··· DATA FOR THE TASK ···
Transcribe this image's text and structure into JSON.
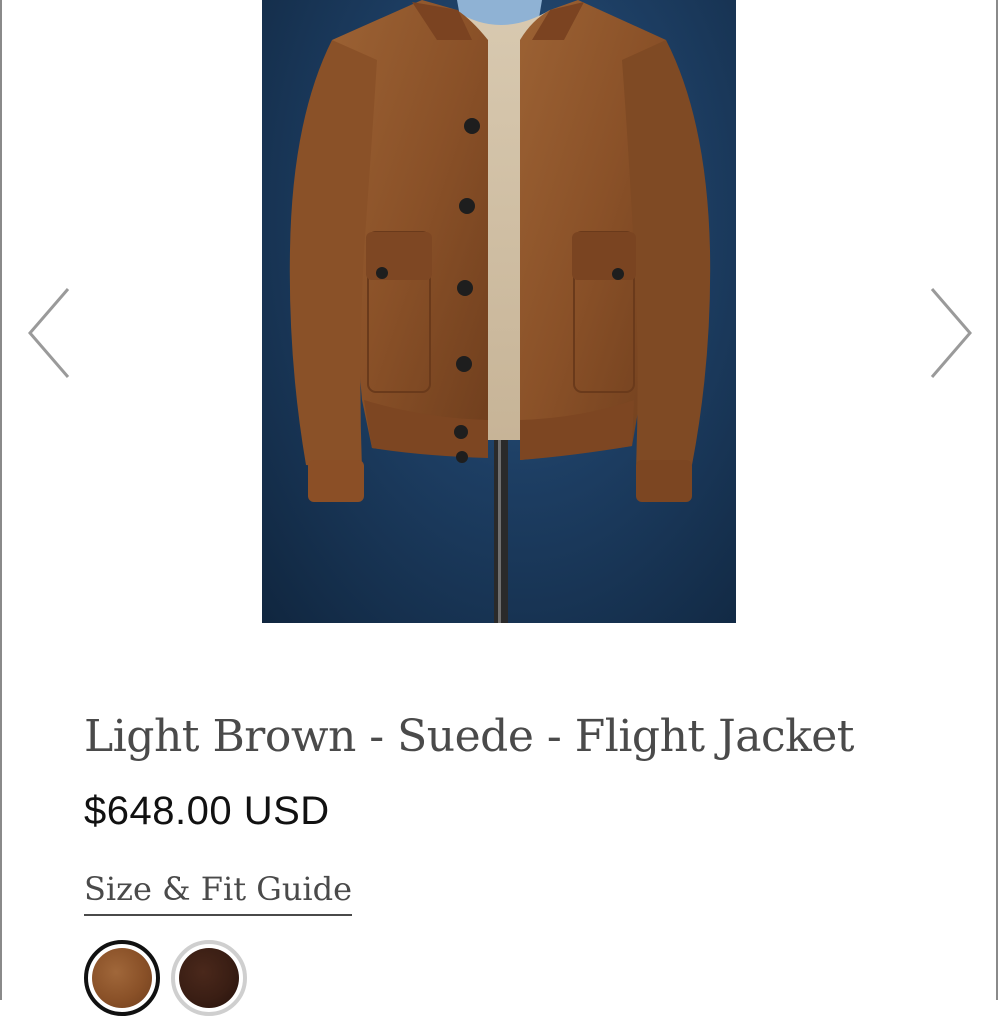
{
  "gallery": {
    "image_alt": "Light Brown Suede Flight Jacket on mannequin",
    "prev_icon": "chevron-left-icon",
    "next_icon": "chevron-right-icon"
  },
  "product": {
    "title": "Light Brown - Suede - Flight Jacket",
    "price": "$648.00 USD",
    "size_guide_label": "Size & Fit Guide"
  },
  "swatches": [
    {
      "name": "Light Brown",
      "color": "#8a5128",
      "selected": true
    },
    {
      "name": "Dark Brown",
      "color": "#3a1e14",
      "selected": false
    }
  ],
  "colors": {
    "title_text": "#4a4a4a",
    "price_text": "#111111",
    "arrow": "#9a9a9a",
    "image_backdrop": "#1d3e63"
  }
}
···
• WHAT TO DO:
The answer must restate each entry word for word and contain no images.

• REPLY TO THE TASK:
Transcribe this image's text and structure into JSON.
{
  "gallery": {
    "image_alt": "Light Brown Suede Flight Jacket on mannequin",
    "prev_icon": "chevron-left-icon",
    "next_icon": "chevron-right-icon"
  },
  "product": {
    "title": "Light Brown - Suede - Flight Jacket",
    "price": "$648.00 USD",
    "size_guide_label": "Size & Fit Guide"
  },
  "swatches": [
    {
      "name": "Light Brown",
      "color": "#8a5128",
      "selected": true
    },
    {
      "name": "Dark Brown",
      "color": "#3a1e14",
      "selected": false
    }
  ],
  "colors": {
    "title_text": "#4a4a4a",
    "price_text": "#111111",
    "arrow": "#9a9a9a",
    "image_backdrop": "#1d3e63"
  }
}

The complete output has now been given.